On Bhar Dutt’s Rewilding
— By Manoj V. Nair, IFS
‘Rewilding’ by environmental journalist Bahar Dutt, is an extremely heartening book depicting notable examples in India attempting to bring back endangered species from the brink of extinction. In ten crisp chapters, the book tells us all this and more – and most importantly, the importance of restoring natural habitats in our country wherever they are depleted – wetlands, forests oceans, and our cities.
Starting off by giving a theoretical framework towards understanding the concept of rewilding based on three Cs – Cores, Corridors and Carnivores -, the author goes on to give a historical outline of rewilding efforts in India till date. This section is peppered with interesting and little-known historical anecdotes such as the country’s first initiative in translocating tigers in 1928, when the ruler of Dungarpur convinced the British authorities to bring in tigers from Gwalior to revive the extinct tiger population in his principality!

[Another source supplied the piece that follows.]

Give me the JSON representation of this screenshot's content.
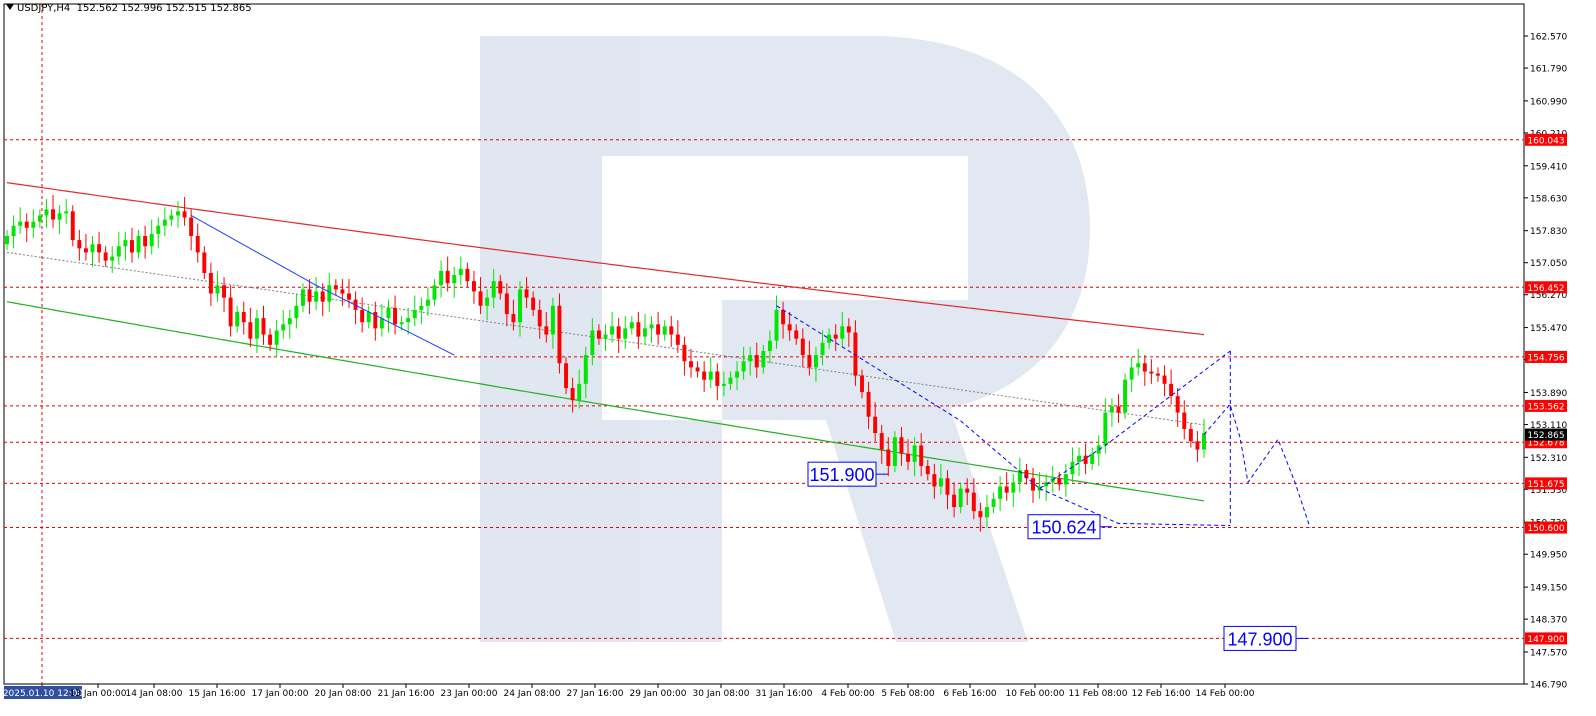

The book celebrates initiatives in rewilding – tigers of Panna, pygmy hogs of Assam (also acclaimed as the top ten rewilding projects across the world by the Jersey Wildlife Conservation Trust), red-crowned roof turtle and the gharials of the Chambal, the near-extinct Gyps vultures of India and the one-horned rhinoceros of Manas. Two urban rewilding projects – the Aravali Biodiversity Park in Gurugram and the Kaikondrahalli lake in Bangalore – have also been profiled. The privately-funded effort of rewilding riverscapes by using Mahseer fish as the flagship species and the critique around it also makes interesting reading. Small-scale interventions which has targeted the seascapes and marine species of India – from Seagrass in Gulf of Mannar, Finger Coral in the Gulf of Kutch and the Olive Ridley turtle in the Odisha coast, also finds a place.
While describing the trials and tribulations associated with these projects, the narrative also celebrates the dedicated work of behind-the-scene individuals connected to each of them. The writer is frank and forthright while highlighting the ham-handedness of the government in dealing with emerging threats to some of these projects including the upcoming dam in Panna and the huge environmental cost of the Ganga Waterway project.
The book can do with some improvement, though. The Assamese name of Pygmy Hog being given as Takuri Bora is an old one (the name prevalent is Nal Gahori), and the mention of the ‘lesser Bengal Florican’ is a mistake (a curious combination of two distinct species – the Lesser Florican Sypheotides indicus and the Bengal Florican Houbaropsis bengalensis). Better copy-editing also could have prevented numerous inconsistencies in italicizing scientific names.
Very little has been written on India about ex-situ conservation in general and successful case-studies in particular, and in that sense, this book is an important contribution towards nurturing a much-needed awareness among laypeople that ‘rewilding as a conservation tool has endless possibilites’. Definitely a book worth reading for those interested in nature and wildlife conservation in India.
Manoj Nair in his own words —